If you have a moment or the means to donate, some of the groups doing the best work in Haiti are Partners in Health and Zanmi Lasante, the local Haitian extension of PIH; they run 12 hospitals and clinics in Haiti, and were some of the first medical professionals on the scene after the earthquake. ZL is the largest nongovernment health care provider in Haiti, with a staff of 5,400 Haitians serving 1.3 million. Currently, there is a quiz on the PIH site about maternal health; for everyone who takes the quiz, 50 cents will be donated: http://act.pih.org/page/s/quiz?source=tout&subsource=tout_country
I also recommend water.org; they help provide clean water and sanitation proposals, working with local organizations from proposals put forth by the communities themselves: http://water.org/country/haiti/
Like wildebeest through the Serengeti, the common Homo geologicus make their way through San Francisco International Airport in droves, identifiable by ever-present poster tubes, hiking boots, and a tendency to flannel. It is once again that time of year, for the long migration known as the fall meeting of the American Geophysical Union.
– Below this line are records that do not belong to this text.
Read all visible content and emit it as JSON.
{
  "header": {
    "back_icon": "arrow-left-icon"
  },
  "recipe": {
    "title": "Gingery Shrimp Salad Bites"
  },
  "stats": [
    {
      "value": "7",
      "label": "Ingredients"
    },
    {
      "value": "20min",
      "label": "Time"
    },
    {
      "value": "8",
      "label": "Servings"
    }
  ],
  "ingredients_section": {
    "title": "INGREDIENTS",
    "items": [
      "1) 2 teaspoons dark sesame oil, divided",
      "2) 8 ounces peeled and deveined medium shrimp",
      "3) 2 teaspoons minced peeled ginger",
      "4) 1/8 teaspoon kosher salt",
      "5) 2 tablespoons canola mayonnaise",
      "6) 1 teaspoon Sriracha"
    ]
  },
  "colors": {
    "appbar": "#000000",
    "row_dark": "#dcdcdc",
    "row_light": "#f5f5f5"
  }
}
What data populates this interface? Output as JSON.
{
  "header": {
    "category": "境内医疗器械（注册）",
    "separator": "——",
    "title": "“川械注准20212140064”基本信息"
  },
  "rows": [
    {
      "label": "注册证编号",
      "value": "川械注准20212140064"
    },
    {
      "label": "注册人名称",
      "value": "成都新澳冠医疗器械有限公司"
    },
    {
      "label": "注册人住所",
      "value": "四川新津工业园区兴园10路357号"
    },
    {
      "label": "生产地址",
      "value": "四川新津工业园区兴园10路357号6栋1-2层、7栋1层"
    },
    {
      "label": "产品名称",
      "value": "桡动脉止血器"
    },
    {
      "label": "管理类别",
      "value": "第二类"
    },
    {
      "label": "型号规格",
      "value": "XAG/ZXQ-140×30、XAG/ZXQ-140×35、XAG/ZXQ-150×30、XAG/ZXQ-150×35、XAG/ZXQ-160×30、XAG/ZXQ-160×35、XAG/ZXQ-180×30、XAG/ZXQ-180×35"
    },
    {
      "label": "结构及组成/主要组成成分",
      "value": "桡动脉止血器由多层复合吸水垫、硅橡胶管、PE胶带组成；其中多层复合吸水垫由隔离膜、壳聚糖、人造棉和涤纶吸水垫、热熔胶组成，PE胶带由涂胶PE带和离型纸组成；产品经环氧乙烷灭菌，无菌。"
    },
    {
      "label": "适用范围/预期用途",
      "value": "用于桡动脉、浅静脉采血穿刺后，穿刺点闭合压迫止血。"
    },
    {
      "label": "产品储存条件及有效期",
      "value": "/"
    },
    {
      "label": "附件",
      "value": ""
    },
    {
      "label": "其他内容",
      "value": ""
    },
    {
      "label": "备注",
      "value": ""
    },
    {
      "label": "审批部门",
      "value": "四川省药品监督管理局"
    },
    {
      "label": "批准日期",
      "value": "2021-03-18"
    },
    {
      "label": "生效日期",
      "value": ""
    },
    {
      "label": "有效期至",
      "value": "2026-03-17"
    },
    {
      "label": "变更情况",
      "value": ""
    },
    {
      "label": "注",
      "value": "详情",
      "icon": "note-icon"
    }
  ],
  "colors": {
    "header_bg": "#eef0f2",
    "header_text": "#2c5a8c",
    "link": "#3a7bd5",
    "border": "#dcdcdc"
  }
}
Or rather, it was that time of year, since the conference was before Christmas. About 25,000 geoscientists come to this every year, including myself this year; I was presenting a poster on my undergrad research in Tanzania. The posters and talks available are innumerable, so the first challenge is figuring out what to go to first, but the main themes I followed this year were energy, climate, and induced earthquakes related to energy projects.
Before I fall too far down the rabbit hole that will be my attempts to make up for missing two weeks of the semester for field work, here are some thoughts on my trip to Ethiopia. Yes, it was awesome; no, I do not have ebola; yes, the food was great.
After an unexpected 16 hour layover in Washington DC, my labmate and I arrived in Addis Ababa on the evening of the 16th, ready for the nearest bed. The first morning I was in Addis, we overslept and had to roll out the door to make our meeting with our colleagues from the University of Addis Ababa, and were then thrown into a busy day of packing and shopping. The second day, though, I had the chance to take in a foggy morning panorama of the city from the hotel balcony; joggers passed below to the sound of the morning call to prayer from a nearby mosque. We left that second day for the countryside, skipping breakfast so that we could avoid the morning rush hour – a debatably successful tactic, seeing how the highway at that hour wasn’t full of cars but of boys playing soccer in the lanes. We stopped outside the city for breakfast and coffee at a restaurant with a decommissioned EthiopianAir plane parked next to it; the seating inside consisted of the airplane seats. A cute idea, but less welcome after two days of flying.